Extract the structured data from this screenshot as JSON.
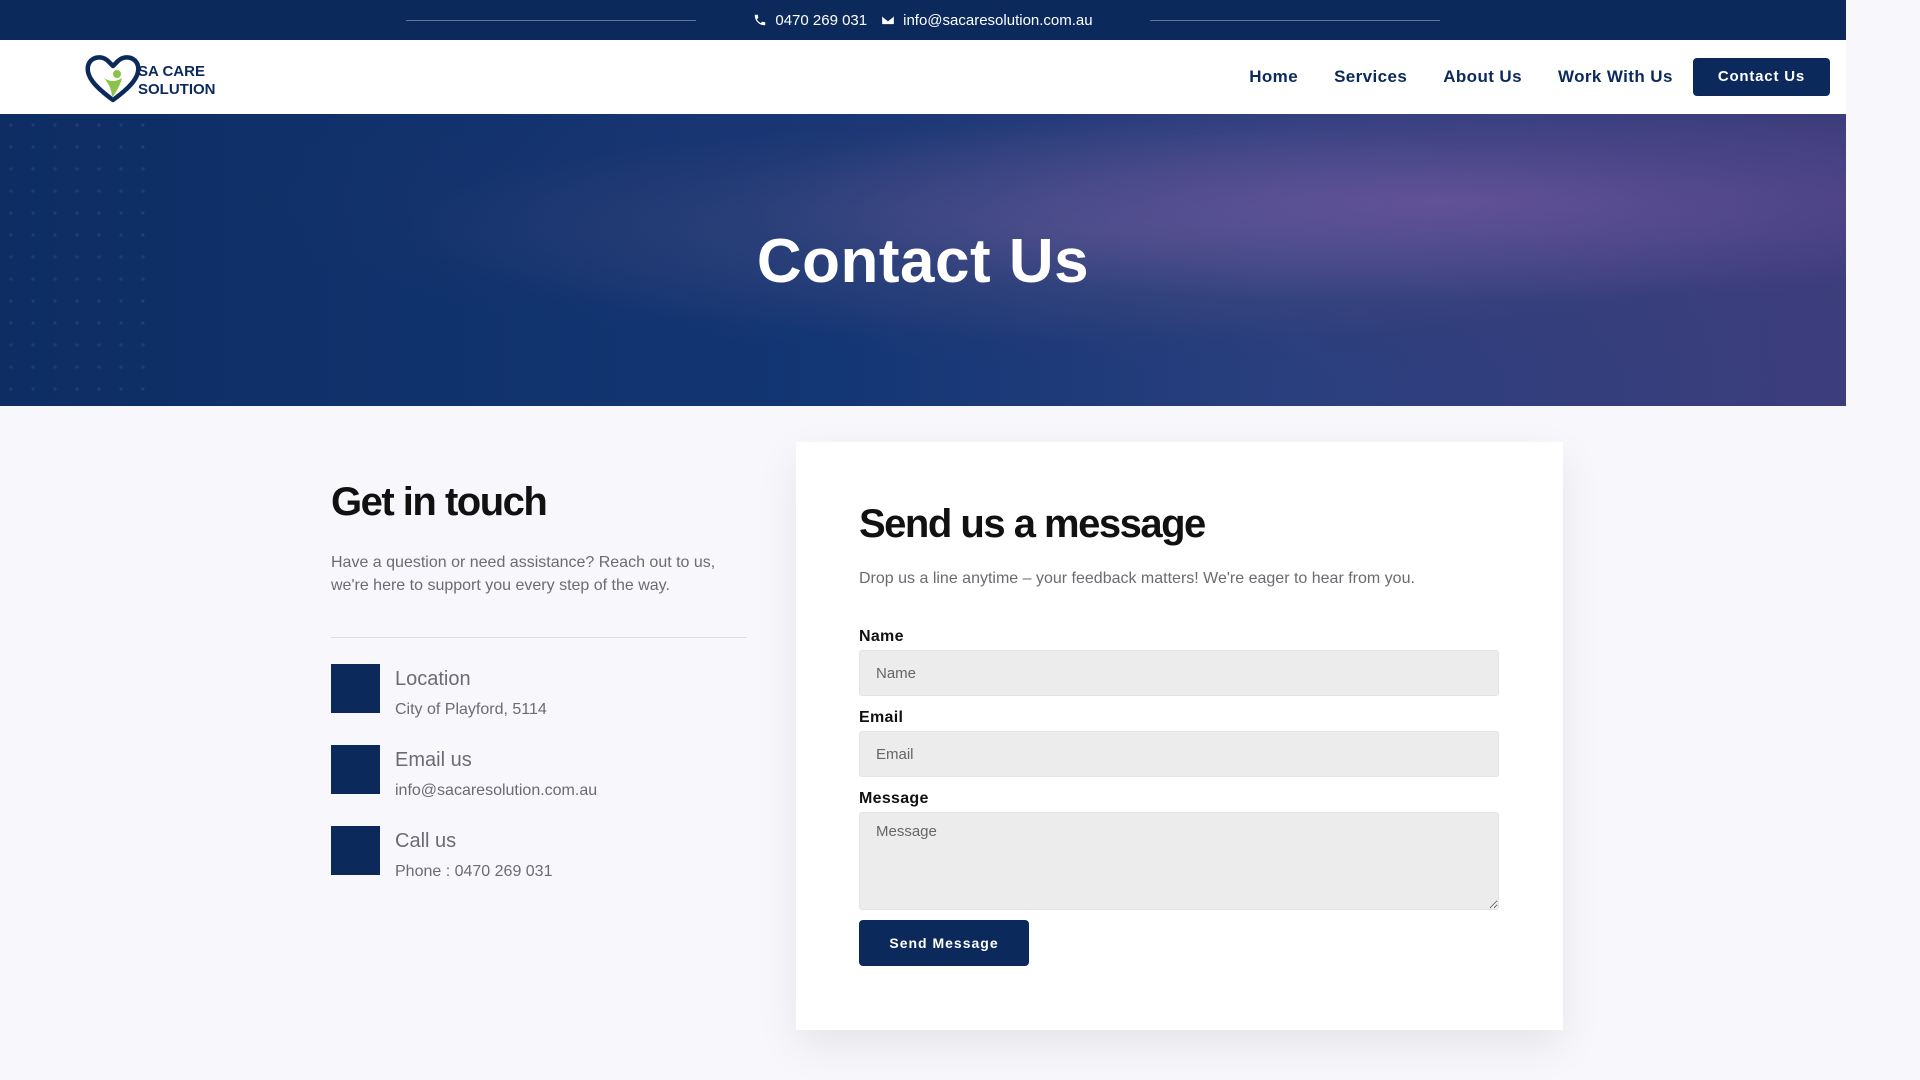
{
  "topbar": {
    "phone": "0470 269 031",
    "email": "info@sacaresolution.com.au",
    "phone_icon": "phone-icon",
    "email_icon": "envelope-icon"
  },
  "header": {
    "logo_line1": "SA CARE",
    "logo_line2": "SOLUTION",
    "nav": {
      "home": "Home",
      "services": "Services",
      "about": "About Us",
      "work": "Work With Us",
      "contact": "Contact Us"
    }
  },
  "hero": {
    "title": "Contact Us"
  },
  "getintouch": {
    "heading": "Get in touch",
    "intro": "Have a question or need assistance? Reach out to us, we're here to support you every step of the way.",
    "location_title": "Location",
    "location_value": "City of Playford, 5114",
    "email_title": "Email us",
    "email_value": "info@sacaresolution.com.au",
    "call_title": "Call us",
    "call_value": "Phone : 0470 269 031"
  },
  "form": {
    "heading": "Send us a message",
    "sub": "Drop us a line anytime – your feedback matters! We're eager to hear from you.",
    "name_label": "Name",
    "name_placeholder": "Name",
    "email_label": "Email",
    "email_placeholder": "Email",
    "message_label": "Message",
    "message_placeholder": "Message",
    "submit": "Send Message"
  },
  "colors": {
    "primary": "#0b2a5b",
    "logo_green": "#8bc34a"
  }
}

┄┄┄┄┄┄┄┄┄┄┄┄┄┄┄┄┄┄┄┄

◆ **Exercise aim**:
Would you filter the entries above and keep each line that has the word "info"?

◆ **Answer space**:
    "email": "info@sacaresolution.com.au",
    "email_value": "info@sacaresolution.com.au",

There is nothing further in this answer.